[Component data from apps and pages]
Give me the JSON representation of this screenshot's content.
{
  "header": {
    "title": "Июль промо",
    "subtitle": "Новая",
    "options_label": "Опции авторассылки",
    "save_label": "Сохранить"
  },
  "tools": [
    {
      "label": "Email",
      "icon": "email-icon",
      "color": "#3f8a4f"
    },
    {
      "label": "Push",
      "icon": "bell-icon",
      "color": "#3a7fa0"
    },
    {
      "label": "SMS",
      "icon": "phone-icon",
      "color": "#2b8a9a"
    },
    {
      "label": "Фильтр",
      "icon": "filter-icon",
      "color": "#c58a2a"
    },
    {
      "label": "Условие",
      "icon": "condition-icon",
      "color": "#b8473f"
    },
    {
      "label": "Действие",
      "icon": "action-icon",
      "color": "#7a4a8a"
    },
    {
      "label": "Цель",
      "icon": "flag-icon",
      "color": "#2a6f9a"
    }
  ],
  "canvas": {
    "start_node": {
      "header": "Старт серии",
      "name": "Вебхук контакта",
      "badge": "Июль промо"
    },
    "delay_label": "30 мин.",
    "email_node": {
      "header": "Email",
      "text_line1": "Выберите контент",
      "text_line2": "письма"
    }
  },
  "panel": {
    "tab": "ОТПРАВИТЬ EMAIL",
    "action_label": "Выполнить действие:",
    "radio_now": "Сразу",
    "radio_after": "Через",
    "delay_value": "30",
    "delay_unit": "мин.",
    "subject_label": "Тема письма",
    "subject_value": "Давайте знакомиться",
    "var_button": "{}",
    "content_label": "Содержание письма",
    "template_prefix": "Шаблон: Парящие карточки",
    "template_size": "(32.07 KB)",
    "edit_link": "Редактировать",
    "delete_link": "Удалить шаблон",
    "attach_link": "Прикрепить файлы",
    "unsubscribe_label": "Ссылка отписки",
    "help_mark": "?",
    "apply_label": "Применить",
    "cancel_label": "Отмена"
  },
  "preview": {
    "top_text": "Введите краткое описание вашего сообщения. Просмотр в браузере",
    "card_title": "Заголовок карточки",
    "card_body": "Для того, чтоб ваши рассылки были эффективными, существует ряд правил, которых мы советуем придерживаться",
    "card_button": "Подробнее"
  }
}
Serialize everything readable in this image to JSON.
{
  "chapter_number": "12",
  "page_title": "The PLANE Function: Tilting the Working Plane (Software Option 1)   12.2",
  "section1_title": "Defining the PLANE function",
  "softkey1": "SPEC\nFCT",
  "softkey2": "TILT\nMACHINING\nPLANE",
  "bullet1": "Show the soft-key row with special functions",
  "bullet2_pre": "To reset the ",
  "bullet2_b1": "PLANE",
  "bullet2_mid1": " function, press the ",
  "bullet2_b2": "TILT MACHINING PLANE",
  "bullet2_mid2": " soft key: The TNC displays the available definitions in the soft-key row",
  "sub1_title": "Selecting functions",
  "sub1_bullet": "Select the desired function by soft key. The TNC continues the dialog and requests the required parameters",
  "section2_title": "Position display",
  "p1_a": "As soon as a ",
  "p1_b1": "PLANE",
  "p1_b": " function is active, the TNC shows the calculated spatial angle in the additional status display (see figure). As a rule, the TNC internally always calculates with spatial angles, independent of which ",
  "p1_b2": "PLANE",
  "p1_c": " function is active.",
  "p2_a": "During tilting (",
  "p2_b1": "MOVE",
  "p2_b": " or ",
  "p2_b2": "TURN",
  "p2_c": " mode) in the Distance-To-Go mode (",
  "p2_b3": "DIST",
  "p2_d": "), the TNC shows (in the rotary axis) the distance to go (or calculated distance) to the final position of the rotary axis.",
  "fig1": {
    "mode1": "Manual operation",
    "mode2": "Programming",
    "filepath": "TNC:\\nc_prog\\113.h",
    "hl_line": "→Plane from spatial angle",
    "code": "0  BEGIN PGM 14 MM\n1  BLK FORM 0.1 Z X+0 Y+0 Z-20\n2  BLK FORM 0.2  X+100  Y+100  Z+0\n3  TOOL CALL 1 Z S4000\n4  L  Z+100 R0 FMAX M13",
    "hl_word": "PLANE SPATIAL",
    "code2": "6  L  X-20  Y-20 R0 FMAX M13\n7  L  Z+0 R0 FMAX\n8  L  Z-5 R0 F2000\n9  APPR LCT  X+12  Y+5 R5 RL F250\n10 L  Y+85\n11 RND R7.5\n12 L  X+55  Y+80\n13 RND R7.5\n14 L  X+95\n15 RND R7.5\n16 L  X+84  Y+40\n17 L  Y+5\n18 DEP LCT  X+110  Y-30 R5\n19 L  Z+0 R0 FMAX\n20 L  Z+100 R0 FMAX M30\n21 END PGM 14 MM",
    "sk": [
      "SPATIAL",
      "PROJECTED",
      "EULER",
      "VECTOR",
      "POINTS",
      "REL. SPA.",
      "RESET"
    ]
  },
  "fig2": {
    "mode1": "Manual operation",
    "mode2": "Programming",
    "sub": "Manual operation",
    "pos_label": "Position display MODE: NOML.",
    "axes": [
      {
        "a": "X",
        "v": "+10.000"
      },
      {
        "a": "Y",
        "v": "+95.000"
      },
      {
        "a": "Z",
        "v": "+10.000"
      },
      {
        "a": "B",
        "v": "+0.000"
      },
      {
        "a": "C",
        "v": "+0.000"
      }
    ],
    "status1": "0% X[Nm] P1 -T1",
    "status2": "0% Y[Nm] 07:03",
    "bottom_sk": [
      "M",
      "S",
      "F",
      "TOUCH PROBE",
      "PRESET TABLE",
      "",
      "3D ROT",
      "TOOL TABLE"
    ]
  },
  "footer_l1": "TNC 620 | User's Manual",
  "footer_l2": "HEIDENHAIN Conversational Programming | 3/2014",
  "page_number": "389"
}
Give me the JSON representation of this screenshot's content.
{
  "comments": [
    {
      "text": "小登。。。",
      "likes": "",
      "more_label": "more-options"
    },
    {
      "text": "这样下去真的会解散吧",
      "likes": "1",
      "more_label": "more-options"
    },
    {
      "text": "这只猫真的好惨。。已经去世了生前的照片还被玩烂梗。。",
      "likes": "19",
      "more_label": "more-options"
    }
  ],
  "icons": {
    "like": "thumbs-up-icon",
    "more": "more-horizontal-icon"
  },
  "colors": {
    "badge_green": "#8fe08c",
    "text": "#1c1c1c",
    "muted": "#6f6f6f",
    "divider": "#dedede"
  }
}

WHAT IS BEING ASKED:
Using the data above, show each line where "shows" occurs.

RESPONSE TO THE EXERCISE:
  "p1_b": " function is active, the TNC shows the calculated spatial angle in the additional status display (see figure). As a rule, the TNC internally always calculates with spatial angles, independent of which ",
  "p2_d": "), the TNC shows (in the rotary axis) the distance to go (or calculated distance) to the final position of the rotary axis.",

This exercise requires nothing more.